This spring, we’re starting a Tomato Club!
To join, come to one of our planting events to sow seeds in soil, then take your plant home and care for it as it grows into a seedling. Repot it in the ground or its final container and watch as it produces fruit throughout the summer.
Members will receive a journal for tracking the plant’s progress. Scroll down for programs and resources to help you take your tomato from seed to sandwich.
Stay tuned for more info, photos, and resources!
Tap the link below for a brief introduction to the tomato growing journey, including sowing seeds, germination, harvesting, cleanup, and common problems.
When starting from seed, the first decision to be made is which seed variety to plant. With tomatoes some of the factors to consider are the flavor and texture of the tomato, time to maturity, and if it is a determinate or indeterminate variety. Tomato Club will be growing the Early Girl variety, which is an indeterminate and take about 59 days to mature after planting.
The germination stage is when the seed sprouts to form a seedling. With the Early Girl variety this takes about 7 to 10 days. For germination to be successful, environmental factors such as temperature, moisture, and soil are extremely important. Some growers use tools to control moisture and temperature.
If all the seeds that were planted in the pot gown into seedling, you will need to thin them. Because of the limited space for the roots, it is better to thin out the smaller, weaker seedlings, leaving only the strongest plant in each pot. The best way to remove a seedling is to use scissors to snip the stem just above the soil line.

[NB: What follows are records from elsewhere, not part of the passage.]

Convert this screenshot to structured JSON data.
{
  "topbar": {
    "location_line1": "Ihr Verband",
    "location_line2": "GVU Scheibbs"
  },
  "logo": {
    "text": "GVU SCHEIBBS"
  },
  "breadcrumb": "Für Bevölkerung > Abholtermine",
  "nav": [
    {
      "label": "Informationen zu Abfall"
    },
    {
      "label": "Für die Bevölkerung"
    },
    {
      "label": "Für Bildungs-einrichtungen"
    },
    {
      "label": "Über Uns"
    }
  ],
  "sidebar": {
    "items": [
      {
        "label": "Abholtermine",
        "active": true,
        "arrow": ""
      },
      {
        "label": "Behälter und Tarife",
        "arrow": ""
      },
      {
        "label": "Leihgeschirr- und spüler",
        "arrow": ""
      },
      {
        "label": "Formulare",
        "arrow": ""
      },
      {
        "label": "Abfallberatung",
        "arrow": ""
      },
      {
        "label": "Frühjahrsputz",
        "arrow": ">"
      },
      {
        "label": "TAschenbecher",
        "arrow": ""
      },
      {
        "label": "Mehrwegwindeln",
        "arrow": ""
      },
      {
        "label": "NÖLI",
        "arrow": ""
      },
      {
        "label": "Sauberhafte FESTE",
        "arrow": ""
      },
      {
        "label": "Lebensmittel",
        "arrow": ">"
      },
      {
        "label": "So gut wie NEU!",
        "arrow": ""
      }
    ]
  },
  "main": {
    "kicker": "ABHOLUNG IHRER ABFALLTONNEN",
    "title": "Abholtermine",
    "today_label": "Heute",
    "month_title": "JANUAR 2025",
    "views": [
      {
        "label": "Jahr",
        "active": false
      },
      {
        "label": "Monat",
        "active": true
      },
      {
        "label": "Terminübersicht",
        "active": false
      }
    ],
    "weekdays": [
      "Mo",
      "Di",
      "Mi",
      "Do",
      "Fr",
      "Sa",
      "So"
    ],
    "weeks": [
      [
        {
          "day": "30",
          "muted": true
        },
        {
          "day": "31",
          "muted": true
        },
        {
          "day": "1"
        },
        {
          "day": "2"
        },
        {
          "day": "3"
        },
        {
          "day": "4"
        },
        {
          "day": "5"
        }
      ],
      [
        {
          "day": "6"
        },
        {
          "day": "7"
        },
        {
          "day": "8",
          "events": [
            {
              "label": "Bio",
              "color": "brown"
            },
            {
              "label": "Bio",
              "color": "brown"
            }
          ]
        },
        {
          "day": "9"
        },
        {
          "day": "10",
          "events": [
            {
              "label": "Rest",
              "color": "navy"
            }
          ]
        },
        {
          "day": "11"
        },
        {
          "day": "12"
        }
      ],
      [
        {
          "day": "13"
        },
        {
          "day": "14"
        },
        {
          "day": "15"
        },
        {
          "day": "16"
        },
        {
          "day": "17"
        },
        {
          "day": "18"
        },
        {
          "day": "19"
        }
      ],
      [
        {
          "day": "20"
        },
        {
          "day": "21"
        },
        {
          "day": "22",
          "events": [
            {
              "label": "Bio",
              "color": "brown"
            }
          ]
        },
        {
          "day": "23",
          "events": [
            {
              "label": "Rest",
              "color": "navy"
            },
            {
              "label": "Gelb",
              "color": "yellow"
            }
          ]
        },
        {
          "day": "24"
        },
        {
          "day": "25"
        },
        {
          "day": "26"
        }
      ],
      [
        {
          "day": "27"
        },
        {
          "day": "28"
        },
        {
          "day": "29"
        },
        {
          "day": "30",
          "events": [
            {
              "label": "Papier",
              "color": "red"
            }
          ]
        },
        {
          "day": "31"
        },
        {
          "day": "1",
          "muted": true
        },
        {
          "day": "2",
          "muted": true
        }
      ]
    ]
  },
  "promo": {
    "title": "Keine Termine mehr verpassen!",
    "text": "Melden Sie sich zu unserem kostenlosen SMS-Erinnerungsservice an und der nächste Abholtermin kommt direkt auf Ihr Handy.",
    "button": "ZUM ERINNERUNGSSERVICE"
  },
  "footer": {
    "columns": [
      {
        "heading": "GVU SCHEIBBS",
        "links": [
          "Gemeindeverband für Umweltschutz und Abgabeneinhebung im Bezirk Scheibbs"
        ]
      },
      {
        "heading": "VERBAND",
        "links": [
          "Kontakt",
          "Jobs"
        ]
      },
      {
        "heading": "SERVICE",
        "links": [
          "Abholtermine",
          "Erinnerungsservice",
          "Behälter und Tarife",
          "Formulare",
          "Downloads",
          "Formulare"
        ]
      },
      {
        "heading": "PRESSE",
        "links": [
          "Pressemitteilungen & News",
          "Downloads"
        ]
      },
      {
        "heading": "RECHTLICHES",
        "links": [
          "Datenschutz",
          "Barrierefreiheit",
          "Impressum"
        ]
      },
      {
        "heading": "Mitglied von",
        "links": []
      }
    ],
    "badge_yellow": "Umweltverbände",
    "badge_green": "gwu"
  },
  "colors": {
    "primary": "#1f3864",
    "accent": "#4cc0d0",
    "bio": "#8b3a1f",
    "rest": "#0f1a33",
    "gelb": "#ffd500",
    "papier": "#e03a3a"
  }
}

As seedlings begin to grow, they will need more room for healthy roots. Transplanting seedlings into a slightly larger pot will help to promote new root growth. A good indicator for when to repot is when the height of the seedlings is three times as tall as the diameter of its pot.
To help tomato plants to stay strong and resilient outdoors, you will want to gradually introduce them to outdoor environment using a method called hardening off. This should begin 1-2 weeks before moving plants outdoors. This method helps to create strong tomato plants that will be able to withstand full sun, strong wind, and any other challenges they will meet in the garden.
Care in the Garden
Tomato plants love warm weather and need to be planted where they can receive full sun. Using a cage or stake will help the plant grow upwards and give the branches support from the heavy fruits. It is suggested to water in the early morning or after the sun has set so that there is less loss of evaporation.
The MGPL Garden Club is growing the Early Girl tomato, which is a vining tomato plant. Vining tomatoes produce suckers, which are the tiny stems and leaves between the main stem and branches. These suckers can be removed so the main branches will be supplied as much energy as possible to produce fruit.
Care in Containers
If you are unable to plant into the ground, you can grow tomatoes in a pot that’s at least 20 inches wide with a drainage hole. Plant one tomato plant per pot and use a cage or stake to help the plant grow upwards and give the branches support from the heavy fruits. Check the soil daily and make sure to keep it moist as tomatoes in containers dry out quicker than tomatoes in the garden.
Tomatoes are ready for harvest when they have a full red color. If you aren’t using your tomatoes right after picking, you can pull them off the vine when they are not fully red and store them indoors. They will continue to ripen and soften. The Early Girl tomato is considered a slicing tomato, perfect for sandwiches. Enjoy the fruits of your labor!
Tomato plants will not regrow the following year as they cannot withstand frost. Tomato plants will need to be disposed of at the end of the season. By cleaning the area and disposing of any dropped fruit, leaves, and pulling the plant out at the roots, you are protecting your garden for next year from any pests or diseases that may have been present.
Gardening can come with its challenges such as pests and diseases. In order to make sure your tomato plants are healthy and strong you can monitor them by checking under leaves, checking the fruit, and soil. If the tomatoes look spotty or leaves look moldy, you can try different methods to combat these problems. If you have any plant questions, you can always contact the Chicago Botanic Garden's Plant Information Services.
Starting Plants From Seed for the Home Gardener University of Georgia Extension
Staking and Pruning Tomatoes in the Home Garden University of Georgia Extension
Vegetable Resources: Tomato Problem Solver Texas A&M AgriLife Extension
Watch Your Garden Grow: Tomato University of Illinois Extension
Check out our Flickr photo album to see Tomato Club photos.
- Planted our tomato seeds (144 seeds total)
- Moved our growing station to the magazine area
- Turned on our heating mat to help with germination
- Seeds started to sprout
- 85 seeds have sprouted
- Turned off our heating mat and turned on our growing lamp
- 110 seeds have sprouted
- 139 seeds have sprouted
- 141 seeds have sprouted
- true leaves have started to grow on some seedlings
- Culled our seedings
- We now have 71 seedlings
- Repotted seedlings to 3" newspaper pots
- Transplanted two seedlings to containers